According to a study by Iowa State University, as people continue to work remotely, companies have traded in lunch and dinner meetings and golf course outings for social media.

Raj Agnihotri, dean’s fellow in marketing at ISU’s Ivy College of Business, said in a story published on the university’s website that while the concept of using social media to network isn’t new, the coronavirus pandemic has made it more relevant. Agnihotri works with businesses looking for guidance on how to best use social media.

“The single most critical question businesses have from a revenue perspective is how do we maintain relationships with our existing customers or how do we reach new customers in this new world,” Agnihotri said. “For years, they have conducted business with a good old handshake, but now there’s a new way with likes and comments. Things have changed.”

The study’s findings were published by the journal Decision Sciences. In it, Agnihotri and Patricia Daugherty, the Debbie and Jerry Ivy Chair in Business, along with colleagues at Monash University, Louisiana State University and State University of New York, looked at how sales and service employees use Facebook, Twitter and LinkedIn to develop and maintain their social capital.

According to Agnihotri, the research found three things businesses should watch for.

  • Time management is key. The time employees spend on social media must be focused on customer relationships and not items of personal interest.
  • Managers need to trust employees and not watch their online activity minute by minute.
  • Being responsive is critical when customers post a comment or question. If businesses do not intend to respond, they should reconsider using social networks.

The study did not focus on establishing boundaries when using social media, but Agnihotri said maintaining an innovative work environment is critical.

“It’s very hard to impose strict guidelines for social media,” he said in the article. “Companies need to provide training and a support structure for employees to properly, ethically use social media.”

According to Daugherty, the immediacy of social media is critical to meet the changing expectations of business clients.

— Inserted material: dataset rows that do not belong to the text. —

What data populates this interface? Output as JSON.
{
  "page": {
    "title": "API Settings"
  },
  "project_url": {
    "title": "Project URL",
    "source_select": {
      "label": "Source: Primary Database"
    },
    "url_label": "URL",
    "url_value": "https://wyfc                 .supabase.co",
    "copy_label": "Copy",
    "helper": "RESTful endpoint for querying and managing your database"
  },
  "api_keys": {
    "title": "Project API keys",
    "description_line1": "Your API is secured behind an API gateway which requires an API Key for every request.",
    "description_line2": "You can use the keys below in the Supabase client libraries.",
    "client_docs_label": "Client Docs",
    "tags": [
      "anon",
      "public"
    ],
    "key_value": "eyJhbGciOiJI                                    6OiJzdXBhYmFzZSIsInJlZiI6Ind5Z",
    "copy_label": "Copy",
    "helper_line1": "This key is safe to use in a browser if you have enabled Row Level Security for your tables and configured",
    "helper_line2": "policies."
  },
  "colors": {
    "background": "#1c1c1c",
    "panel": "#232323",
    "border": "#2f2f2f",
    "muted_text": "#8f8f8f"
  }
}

“Business customers' expectations have escalated in recent years. They expect even more in the current pandemic situation,” Daugherty said. “Updates and information related to orders – including potential delays or substitutions – are essential to supporting supply chain operations. Immediate communication allows customers to adjust plans as necessary.”